I have always loved reading a family saga, whether it’s A Suitable Boy, set in India, or Thornbirds, in Australia, and so Pachinko was right up my alley. This one had the additional benefit of exploring a history of oppression that is not universally well known.
It centres on a Korean woman called Sunja, who faces disgrace when she falls pregnant to a married man. However, she is saved by a kind minister who proposes and takes her to Japan to live. There, she is exposed to the injustices and prejudices faced by Korean people in Japan.
It also tells the story of her sons, and how they face similar prejudices a generation later, but find ways to overcome some of the obstacles they face.
While I was reading this book, I listened to a podcast in which the author was interviewed about why she decided to write about this little-known history of Japan’s Korean community. As a person with Korean heritage, Min Jin Lee said she believed it was important for people to understand the challenges that Korean people faced, and sometimes continue to face. The title of the book refers to a game of luck that is played in Japan and Korea, but often looked down upon by the Japanese.
One element of the book that Min Jin Lee spike about was the portrayal of Sunja as a woman who was not as beautiful as many female protagonists tend to be. While this was refreshing, I still felt the women in the book were largely judged in terms of their value in the eyes of men. As Sunja was hardworking and modest, she was considered of value, with these traits perhaps considered of most importance of all among her community.

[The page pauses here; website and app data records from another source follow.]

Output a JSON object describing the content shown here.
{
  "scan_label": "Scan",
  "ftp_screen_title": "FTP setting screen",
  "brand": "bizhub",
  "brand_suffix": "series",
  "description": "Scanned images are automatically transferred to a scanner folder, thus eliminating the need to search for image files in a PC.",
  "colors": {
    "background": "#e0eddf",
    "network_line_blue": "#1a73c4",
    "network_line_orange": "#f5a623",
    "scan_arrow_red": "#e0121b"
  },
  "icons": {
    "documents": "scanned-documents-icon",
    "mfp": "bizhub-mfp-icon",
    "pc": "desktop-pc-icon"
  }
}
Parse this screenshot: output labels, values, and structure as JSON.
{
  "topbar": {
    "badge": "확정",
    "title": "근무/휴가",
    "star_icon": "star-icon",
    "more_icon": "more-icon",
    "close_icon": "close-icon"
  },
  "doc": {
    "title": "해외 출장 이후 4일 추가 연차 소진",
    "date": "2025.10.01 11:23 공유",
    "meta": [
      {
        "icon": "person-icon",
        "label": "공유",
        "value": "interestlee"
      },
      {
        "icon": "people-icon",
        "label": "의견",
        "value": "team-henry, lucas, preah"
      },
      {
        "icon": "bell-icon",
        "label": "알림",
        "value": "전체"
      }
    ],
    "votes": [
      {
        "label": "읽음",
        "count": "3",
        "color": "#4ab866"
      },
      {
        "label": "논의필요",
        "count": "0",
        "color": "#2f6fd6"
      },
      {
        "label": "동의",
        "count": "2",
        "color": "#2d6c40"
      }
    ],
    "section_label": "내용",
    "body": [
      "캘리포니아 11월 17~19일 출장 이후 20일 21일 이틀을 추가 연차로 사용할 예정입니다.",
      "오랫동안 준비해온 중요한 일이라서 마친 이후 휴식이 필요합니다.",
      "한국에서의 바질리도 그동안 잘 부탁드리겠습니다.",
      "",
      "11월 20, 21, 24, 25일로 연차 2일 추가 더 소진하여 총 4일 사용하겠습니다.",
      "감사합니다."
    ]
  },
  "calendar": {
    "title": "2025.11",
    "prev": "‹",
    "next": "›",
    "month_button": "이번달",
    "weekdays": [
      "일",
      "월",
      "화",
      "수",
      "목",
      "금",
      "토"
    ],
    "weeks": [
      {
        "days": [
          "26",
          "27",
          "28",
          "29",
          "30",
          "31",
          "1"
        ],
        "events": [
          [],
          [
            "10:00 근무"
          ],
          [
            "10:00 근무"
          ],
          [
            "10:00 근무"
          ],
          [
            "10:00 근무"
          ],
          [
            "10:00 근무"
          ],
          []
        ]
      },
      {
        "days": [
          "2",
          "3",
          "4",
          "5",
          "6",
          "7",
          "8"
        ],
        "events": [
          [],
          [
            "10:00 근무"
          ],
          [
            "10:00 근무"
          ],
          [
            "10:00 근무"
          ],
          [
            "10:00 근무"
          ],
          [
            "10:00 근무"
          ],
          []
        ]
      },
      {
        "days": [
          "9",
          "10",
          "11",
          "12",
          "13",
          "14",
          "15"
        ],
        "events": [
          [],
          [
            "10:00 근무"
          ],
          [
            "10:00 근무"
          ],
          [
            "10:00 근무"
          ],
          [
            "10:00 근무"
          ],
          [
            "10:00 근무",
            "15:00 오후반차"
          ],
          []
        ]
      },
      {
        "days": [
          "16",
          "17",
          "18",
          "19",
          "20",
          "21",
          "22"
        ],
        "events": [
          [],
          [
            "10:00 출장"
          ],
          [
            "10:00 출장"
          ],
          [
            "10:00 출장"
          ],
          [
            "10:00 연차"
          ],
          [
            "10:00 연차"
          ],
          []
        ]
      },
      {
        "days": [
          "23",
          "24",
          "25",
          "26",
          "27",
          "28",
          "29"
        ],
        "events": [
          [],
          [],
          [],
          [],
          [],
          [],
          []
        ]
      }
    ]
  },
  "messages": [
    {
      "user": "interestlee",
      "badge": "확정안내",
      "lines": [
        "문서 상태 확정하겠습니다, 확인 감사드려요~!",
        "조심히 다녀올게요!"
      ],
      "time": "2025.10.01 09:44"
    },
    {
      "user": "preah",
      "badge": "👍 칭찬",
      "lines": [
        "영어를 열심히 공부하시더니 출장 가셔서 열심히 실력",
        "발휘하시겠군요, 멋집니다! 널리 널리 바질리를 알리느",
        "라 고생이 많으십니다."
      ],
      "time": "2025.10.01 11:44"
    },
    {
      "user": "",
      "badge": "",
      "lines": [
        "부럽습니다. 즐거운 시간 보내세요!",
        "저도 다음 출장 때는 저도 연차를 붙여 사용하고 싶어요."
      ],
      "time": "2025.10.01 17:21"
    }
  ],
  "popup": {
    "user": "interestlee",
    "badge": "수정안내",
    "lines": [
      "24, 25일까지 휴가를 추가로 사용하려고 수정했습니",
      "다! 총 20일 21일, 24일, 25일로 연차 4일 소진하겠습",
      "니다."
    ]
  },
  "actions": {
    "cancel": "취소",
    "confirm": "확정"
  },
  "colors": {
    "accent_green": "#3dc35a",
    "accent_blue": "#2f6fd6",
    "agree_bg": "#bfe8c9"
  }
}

Apart from that very minor niggle, Pachinko is very much worth reading, both as an engaging story on generations of one family and the story of a group of people that is often forgotten in history classes.